[Opening THE DATA section]

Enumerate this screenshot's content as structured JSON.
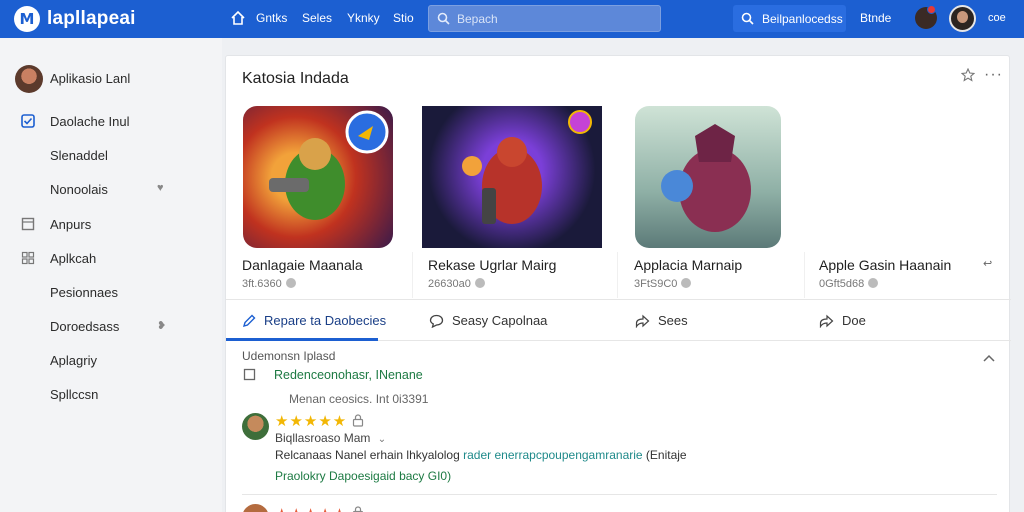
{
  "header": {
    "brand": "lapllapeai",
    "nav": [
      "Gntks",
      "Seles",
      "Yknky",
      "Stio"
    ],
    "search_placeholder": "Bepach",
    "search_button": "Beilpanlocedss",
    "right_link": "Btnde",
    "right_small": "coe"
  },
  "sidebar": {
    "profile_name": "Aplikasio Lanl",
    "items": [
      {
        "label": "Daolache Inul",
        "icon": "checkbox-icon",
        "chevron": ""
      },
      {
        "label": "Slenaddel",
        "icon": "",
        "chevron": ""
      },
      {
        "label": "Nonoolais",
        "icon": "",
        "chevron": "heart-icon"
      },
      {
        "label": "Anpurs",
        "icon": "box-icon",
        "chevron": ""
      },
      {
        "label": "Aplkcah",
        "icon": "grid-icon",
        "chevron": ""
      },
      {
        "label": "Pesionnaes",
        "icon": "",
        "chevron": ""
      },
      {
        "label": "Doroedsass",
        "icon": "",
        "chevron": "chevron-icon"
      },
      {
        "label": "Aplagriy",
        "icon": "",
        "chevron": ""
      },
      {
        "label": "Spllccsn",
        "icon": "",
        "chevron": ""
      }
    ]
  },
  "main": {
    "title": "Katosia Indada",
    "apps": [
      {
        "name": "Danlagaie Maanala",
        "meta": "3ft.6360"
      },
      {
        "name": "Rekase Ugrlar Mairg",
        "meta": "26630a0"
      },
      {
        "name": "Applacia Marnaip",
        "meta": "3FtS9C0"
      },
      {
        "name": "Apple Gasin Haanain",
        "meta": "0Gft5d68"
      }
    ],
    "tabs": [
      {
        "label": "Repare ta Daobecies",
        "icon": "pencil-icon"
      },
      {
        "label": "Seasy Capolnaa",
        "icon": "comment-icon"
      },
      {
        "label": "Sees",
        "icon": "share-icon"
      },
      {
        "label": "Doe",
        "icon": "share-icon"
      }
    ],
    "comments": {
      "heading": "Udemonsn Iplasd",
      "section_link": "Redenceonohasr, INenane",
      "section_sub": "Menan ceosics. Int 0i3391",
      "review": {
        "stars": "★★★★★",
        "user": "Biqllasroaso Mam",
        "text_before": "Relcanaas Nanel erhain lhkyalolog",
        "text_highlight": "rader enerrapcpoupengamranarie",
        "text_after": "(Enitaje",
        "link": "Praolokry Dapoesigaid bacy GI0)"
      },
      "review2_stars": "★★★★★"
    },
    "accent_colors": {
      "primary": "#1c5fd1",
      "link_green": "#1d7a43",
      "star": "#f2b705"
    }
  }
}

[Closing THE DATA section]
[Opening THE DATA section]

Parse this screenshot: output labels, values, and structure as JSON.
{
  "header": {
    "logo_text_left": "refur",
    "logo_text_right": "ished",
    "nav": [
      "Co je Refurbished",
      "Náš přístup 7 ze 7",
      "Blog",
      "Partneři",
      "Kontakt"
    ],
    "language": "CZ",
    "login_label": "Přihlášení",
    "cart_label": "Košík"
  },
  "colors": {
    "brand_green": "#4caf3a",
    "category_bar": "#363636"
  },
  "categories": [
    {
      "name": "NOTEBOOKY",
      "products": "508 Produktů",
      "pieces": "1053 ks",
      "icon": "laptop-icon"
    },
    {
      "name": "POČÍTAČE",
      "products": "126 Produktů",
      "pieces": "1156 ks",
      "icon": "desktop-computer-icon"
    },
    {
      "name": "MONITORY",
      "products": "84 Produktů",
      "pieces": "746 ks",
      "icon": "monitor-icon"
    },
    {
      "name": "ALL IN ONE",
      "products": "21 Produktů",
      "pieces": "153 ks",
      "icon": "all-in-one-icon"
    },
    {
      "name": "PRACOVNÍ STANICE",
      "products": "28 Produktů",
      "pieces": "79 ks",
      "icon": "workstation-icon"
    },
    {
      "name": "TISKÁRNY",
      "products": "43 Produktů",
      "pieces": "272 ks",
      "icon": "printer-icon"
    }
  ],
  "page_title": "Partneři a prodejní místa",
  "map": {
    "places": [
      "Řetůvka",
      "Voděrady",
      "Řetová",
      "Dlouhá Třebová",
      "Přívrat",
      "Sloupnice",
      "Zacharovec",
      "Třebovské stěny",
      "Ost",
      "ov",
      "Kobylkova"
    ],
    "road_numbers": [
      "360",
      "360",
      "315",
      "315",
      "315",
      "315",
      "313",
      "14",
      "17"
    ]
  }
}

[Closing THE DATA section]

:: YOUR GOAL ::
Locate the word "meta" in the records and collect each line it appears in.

:: YOUR SOLUTION ::
        "meta": "3ft.6360"
        "meta": "26630a0"
        "meta": "3FtS9C0"
        "meta": "0Gft5d68"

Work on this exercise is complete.